[RECORDED DATA]

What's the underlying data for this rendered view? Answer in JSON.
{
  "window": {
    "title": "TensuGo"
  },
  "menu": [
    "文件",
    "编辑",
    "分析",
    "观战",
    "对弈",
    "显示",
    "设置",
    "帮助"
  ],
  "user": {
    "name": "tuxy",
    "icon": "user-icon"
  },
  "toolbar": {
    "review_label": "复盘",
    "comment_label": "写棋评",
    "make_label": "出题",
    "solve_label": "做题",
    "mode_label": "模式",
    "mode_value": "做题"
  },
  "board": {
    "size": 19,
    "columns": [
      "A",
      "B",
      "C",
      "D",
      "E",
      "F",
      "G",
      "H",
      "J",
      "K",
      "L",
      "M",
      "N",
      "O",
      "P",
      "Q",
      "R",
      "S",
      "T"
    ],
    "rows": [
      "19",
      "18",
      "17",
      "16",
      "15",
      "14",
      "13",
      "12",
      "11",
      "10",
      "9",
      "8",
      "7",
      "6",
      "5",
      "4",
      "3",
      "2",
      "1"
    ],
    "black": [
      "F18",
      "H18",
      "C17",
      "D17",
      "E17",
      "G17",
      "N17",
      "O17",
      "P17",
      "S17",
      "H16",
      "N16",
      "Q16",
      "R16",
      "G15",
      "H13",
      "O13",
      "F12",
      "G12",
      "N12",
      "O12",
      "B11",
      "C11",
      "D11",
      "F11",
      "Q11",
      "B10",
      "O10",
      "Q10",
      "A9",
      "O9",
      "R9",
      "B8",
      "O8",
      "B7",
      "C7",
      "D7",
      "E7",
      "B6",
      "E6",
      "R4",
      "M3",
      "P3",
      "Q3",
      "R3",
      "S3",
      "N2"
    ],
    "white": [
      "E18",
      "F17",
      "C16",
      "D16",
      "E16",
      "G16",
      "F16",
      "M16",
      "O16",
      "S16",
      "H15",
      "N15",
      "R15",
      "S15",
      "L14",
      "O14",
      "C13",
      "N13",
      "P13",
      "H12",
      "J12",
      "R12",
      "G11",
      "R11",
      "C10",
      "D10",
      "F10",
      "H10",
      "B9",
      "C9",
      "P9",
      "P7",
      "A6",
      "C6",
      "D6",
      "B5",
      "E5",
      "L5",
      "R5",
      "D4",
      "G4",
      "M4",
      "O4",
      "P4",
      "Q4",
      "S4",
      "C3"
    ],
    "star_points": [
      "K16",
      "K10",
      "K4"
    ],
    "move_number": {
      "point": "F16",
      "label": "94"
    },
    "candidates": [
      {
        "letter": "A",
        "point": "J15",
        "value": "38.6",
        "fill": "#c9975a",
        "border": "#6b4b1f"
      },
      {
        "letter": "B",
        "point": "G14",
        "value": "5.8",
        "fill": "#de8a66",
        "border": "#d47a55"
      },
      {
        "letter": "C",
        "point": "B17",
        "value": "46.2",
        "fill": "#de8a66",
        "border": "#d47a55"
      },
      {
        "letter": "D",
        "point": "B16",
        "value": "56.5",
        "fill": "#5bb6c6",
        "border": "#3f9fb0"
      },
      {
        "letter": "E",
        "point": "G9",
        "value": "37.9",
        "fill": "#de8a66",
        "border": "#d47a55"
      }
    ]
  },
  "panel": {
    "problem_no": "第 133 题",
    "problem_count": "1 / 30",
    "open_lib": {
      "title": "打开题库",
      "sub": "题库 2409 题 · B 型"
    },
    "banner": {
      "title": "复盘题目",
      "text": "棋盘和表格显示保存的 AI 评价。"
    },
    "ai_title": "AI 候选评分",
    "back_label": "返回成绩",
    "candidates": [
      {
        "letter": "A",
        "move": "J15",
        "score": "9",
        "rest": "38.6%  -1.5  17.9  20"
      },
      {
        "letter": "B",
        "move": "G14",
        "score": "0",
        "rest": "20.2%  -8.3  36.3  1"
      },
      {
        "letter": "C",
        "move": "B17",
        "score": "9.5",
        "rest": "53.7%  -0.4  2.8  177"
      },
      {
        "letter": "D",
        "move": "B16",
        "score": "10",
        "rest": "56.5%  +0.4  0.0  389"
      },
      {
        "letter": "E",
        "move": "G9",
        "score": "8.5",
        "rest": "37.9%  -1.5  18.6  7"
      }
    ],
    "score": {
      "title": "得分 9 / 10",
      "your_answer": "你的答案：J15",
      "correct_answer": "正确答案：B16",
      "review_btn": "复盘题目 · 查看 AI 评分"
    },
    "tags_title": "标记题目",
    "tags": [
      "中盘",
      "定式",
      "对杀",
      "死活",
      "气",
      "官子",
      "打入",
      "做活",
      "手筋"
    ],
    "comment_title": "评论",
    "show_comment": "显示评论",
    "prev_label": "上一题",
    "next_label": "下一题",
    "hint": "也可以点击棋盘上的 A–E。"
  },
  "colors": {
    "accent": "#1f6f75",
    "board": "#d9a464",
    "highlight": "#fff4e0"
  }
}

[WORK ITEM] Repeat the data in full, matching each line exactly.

[RESULT FOR THIS TASK]
What's the underlying data for this rendered view? Answer in JSON.
{
  "window": {
    "title": "TensuGo"
  },
  "menu": [
    "文件",
    "编辑",
    "分析",
    "观战",
    "对弈",
    "显示",
    "设置",
    "帮助"
  ],
  "user": {
    "name": "tuxy",
    "icon": "user-icon"
  },
  "toolbar": {
    "review_label": "复盘",
    "comment_label": "写棋评",
    "make_label": "出题",
    "solve_label": "做题",
    "mode_label": "模式",
    "mode_value": "做题"
  },
  "board": {
    "size": 19,
    "columns": [
      "A",
      "B",
      "C",
      "D",
      "E",
      "F",
      "G",
      "H",
      "J",
      "K",
      "L",
      "M",
      "N",
      "O",
      "P",
      "Q",
      "R",
      "S",
      "T"
    ],
    "rows": [
      "19",
      "18",
      "17",
      "16",
      "15",
      "14",
      "13",
      "12",
      "11",
      "10",
      "9",
      "8",
      "7",
      "6",
      "5",
      "4",
      "3",
      "2",
      "1"
    ],
    "black": [
      "F18",
      "H18",
      "C17",
      "D17",
      "E17",
      "G17",
      "N17",
      "O17",
      "P17",
      "S17",
      "H16",
      "N16",
      "Q16",
      "R16",
      "G15",
      "H13",
      "O13",
      "F12",
      "G12",
      "N12",
      "O12",
      "B11",
      "C11",
      "D11",
      "F11",
      "Q11",
      "B10",
      "O10",
      "Q10",
      "A9",
      "O9",
      "R9",
      "B8",
      "O8",
      "B7",
      "C7",
      "D7",
      "E7",
      "B6",
      "E6",
      "R4",
      "M3",
      "P3",
      "Q3",
      "R3",
      "S3",
      "N2"
    ],
    "white": [
      "E18",
      "F17",
      "C16",
      "D16",
      "E16",
      "G16",
      "F16",
      "M16",
      "O16",
      "S16",
      "H15",
      "N15",
      "R15",
      "S15",
      "L14",
      "O14",
      "C13",
      "N13",
      "P13",
      "H12",
      "J12",
      "R12",
      "G11",
      "R11",
      "C10",
      "D10",
      "F10",
      "H10",
      "B9",
      "C9",
      "P9",
      "P7",
      "A6",
      "C6",
      "D6",
      "B5",
      "E5",
      "L5",
      "R5",
      "D4",
      "G4",
      "M4",
      "O4",
      "P4",
      "Q4",
      "S4",
      "C3"
    ],
    "star_points": [
      "K16",
      "K10",
      "K4"
    ],
    "move_number": {
      "point": "F16",
      "label": "94"
    },
    "candidates": [
      {
        "letter": "A",
        "point": "J15",
        "value": "38.6",
        "fill": "#c9975a",
        "border": "#6b4b1f"
      },
      {
        "letter": "B",
        "point": "G14",
        "value": "5.8",
        "fill": "#de8a66",
        "border": "#d47a55"
      },
      {
        "letter": "C",
        "point": "B17",
        "value": "46.2",
        "fill": "#de8a66",
        "border": "#d47a55"
      },
      {
        "letter": "D",
        "point": "B16",
        "value": "56.5",
        "fill": "#5bb6c6",
        "border": "#3f9fb0"
      },
      {
        "letter": "E",
        "point": "G9",
        "value": "37.9",
        "fill": "#de8a66",
        "border": "#d47a55"
      }
    ]
  },
  "panel": {
    "problem_no": "第 133 题",
    "problem_count": "1 / 30",
    "open_lib": {
      "title": "打开题库",
      "sub": "题库 2409 题 · B 型"
    },
    "banner": {
      "title": "复盘题目",
      "text": "棋盘和表格显示保存的 AI 评价。"
    },
    "ai_title": "AI 候选评分",
    "back_label": "返回成绩",
    "candidates": [
      {
        "letter": "A",
        "move": "J15",
        "score": "9",
        "rest": "38.6%  -1.5  17.9  20"
      },
      {
        "letter": "B",
        "move": "G14",
        "score": "0",
        "rest": "20.2%  -8.3  36.3  1"
      },
      {
        "letter": "C",
        "move": "B17",
        "score": "9.5",
        "rest": "53.7%  -0.4  2.8  177"
      },
      {
        "letter": "D",
        "move": "B16",
        "score": "10",
        "rest": "56.5%  +0.4  0.0  389"
      },
      {
        "letter": "E",
        "move": "G9",
        "score": "8.5",
        "rest": "37.9%  -1.5  18.6  7"
      }
    ],
    "score": {
      "title": "得分 9 / 10",
      "your_answer": "你的答案：J15",
      "correct_answer": "正确答案：B16",
      "review_btn": "复盘题目 · 查看 AI 评分"
    },
    "tags_title": "标记题目",
    "tags": [
      "中盘",
      "定式",
      "对杀",
      "死活",
      "气",
      "官子",
      "打入",
      "做活",
      "手筋"
    ],
    "comment_title": "评论",
    "show_comment": "显示评论",
    "prev_label": "上一题",
    "next_label": "下一题",
    "hint": "也可以点击棋盘上的 A–E。"
  },
  "colors": {
    "accent": "#1f6f75",
    "board": "#d9a464",
    "highlight": "#fff4e0"
  }
}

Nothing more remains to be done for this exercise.